Johnson RC, et al. (2012). Managed Metapopulations: Do Salmon Hatchery ‘Sources’ Lead to In-River ‘Sinks’ in Conservation? PLoS ONE, 2012; 7 (2): e28880 DOI: 10.1371/journal.pone.0028880
National Oceanic and Atmospheric Administration (2 May, 2008). “Fishery failure declared for west coast salmon fishery.” Science Daily
Nebert DW et al. (2002) “Use of Reporter Genes and Vertebrate DNA Motifs in Transgenic Zebrafish as Sentinels for Assessing Aquatic Pollution”. Environmental Health Perspectives 110(1): A15 | January 2002 
Norwegian School of Veterinary Science (12 December, 2013). “Sterile salmon-reducing environmental impact of farm escapees.” Science Daily
Oregon State University (13 June 2009). “Hatchery Fish May Hurt Efforts To Sustain Wild Salmon Runs.” Science Daily.

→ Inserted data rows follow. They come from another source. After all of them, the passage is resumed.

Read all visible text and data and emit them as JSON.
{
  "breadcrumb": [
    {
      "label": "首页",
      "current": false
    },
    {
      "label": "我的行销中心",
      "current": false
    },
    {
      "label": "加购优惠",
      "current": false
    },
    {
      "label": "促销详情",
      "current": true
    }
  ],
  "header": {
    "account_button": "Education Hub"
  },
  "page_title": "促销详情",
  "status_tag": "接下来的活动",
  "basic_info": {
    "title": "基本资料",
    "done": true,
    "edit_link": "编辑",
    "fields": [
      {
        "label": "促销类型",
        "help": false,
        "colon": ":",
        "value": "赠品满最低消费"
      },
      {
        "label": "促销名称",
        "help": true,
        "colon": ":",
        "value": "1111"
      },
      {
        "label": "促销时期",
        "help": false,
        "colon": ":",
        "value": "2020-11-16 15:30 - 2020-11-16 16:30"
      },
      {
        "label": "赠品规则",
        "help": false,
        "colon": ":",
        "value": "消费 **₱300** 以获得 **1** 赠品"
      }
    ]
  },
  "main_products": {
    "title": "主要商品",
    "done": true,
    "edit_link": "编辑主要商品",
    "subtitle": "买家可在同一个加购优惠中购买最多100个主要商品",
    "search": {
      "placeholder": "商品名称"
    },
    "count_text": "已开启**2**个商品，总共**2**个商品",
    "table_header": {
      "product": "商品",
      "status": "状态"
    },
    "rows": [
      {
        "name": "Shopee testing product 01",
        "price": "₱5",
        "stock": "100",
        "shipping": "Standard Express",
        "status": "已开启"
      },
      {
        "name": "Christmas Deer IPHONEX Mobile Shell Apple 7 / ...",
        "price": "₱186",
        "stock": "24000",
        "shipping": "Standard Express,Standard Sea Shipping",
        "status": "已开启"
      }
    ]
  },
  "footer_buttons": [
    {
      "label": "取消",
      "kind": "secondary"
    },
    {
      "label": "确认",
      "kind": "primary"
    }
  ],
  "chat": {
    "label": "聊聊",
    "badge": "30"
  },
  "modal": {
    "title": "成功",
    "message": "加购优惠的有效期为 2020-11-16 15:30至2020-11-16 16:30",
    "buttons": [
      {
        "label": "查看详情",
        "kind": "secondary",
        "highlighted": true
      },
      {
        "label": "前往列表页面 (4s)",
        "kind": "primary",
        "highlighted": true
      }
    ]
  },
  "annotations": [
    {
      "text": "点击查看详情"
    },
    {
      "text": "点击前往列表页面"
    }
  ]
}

Rahman MA et al. (2001) “Growth and nutritional trials on transgenic Nile tilapia containing an exogenous fish growth hormone gene”. Journal of Fish Biology 59(1):62–78
Roberge, C. Einum, H. Guderley, L. Bernatchez (2006) Rapid parallel evolutionary changes of gene transcription profiles in farmed Atlantic salmon. Molecular Ecology 15: 9–20
Yeates SE et al. (2014) Assessing risks of invasion through gamete performance: farm Atlantic salmon sperm and eggs show equivalence in function, fertility, compatibility and competitiveness to wild Atlantic salmon. Evolutionary Applications, DOI:10.1111/eva. 12148
University of Gothenburg (1 September 2009). “Risks Involved With Transgenic Fish.” ScienceDaily.